Page 321 – Do you know one of the reasons why the first Harry Potter book was so beloved? It’s probably because it does not end like this: In the big finale, when Harry is about to confront the Big Bad by himself, suddenly a bunch of security guards come right the f*** out of nowhere and arrest Quirrel/Voldemort, assuring Harry that they will take care of the villain for him.
I am going to quote the following exchange, from page 54-55, because it is fairly typical. The entire book is like this:
“I want to help you”
“You have no choice,” he (Wayne) said. “At some point, you’ll understand that.”
Finn felt the words like drumbeats in his chest. “What do you mean?”
“You know what I mean.”
(And on and on…)
Things I Learned from this Book:
* – The one clever bit is the reveal that characters from older rides, like Pirates of the Caribbean, deeply resent the newer rides.
* – Holograms can do anything. They are like magic.
* – Walt Disney had a magical pen that temporarily depowers bad guys. Conveniently enough.
* – Fictional things can come to life if you believe in them hard enough. So the Otakin are right. Yay.
* – The Magic Kingdom gets really weird at night. (Well, it does IRL too. Don’t bother going for Extra Magic Hours because it gets SCARY crowded. There is a lot more to take into consideration than “Oh, the castle will look so pretty at night!”)
Things That Can Save Any Movie:
Cool Creatures? A bunch of stupid kids who are half-humans, half-holograms. I wish I were kidding.
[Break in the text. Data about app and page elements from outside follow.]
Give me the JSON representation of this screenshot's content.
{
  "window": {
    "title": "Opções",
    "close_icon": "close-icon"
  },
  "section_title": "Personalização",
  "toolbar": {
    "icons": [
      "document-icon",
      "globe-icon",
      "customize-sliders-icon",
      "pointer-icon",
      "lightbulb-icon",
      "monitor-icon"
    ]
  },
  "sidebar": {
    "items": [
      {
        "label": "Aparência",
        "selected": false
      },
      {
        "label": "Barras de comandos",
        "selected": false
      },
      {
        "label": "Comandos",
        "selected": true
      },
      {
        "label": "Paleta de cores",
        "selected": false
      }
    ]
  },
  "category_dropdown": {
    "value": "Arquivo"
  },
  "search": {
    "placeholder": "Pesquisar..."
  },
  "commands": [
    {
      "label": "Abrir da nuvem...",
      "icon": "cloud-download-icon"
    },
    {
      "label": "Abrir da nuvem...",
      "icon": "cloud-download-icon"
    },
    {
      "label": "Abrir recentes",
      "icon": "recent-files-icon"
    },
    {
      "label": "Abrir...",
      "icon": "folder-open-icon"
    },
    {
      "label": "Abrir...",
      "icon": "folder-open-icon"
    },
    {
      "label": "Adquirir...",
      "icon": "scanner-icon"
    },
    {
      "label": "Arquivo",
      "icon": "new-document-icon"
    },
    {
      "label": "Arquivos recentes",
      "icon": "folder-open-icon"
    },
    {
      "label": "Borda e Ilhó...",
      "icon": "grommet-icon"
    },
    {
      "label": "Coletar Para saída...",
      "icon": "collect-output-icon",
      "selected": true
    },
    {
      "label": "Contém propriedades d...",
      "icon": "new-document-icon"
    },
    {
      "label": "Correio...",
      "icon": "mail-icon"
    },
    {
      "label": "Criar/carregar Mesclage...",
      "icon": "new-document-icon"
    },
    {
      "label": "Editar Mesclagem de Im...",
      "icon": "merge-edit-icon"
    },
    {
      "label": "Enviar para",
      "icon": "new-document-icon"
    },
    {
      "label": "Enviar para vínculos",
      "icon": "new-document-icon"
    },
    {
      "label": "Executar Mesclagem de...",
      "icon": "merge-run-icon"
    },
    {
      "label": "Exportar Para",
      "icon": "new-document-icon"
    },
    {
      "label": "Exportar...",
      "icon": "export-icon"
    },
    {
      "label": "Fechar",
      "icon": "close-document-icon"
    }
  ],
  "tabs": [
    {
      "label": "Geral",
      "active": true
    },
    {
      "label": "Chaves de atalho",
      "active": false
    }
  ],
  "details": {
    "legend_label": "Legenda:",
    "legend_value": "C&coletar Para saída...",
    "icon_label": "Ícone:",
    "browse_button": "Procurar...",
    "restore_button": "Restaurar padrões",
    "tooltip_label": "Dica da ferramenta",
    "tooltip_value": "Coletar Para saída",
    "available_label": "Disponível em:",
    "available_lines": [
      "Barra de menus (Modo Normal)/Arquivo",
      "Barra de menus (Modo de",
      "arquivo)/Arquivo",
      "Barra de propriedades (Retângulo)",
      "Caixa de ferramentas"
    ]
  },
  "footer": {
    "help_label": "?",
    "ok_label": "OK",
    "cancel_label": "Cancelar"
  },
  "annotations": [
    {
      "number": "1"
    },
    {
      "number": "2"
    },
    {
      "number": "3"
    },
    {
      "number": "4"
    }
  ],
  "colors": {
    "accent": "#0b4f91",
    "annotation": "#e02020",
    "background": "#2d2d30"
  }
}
Creative Ideas? Eh…
Memorable Character? Very, very no.
Memorable Setting? Aye, there’s the rub. Love it or shove it, Walt Disney World is a fascinating place. Sadly, nothing at all is done with the potentially awesome setting here. You want a good fantastic fiction set in Disney World? Read Cory Doctrow’s Down and Out in the Magic Kingdom.
Nifty Illustrations? No.
Drinking Game Potential? Purchase (or mix) a Blue Glow-tini so you’ll be in the same state as the author when he wrote this.
Head Movie Potential? Dude… what if, like, things came to life if you *believed* in them hard enough?
A half-Jon, half-hologram that comes to life if you believe in it. Or something.
Kingdom Keepers: Disney After Dark, written by Ridley Pearson, based upon the Walt Disney World characters and rides. Copyright 2005 to Page One, Inc. Published byDisney Hyperion Books, New York, NY.
ISBN #: 978-142312311-8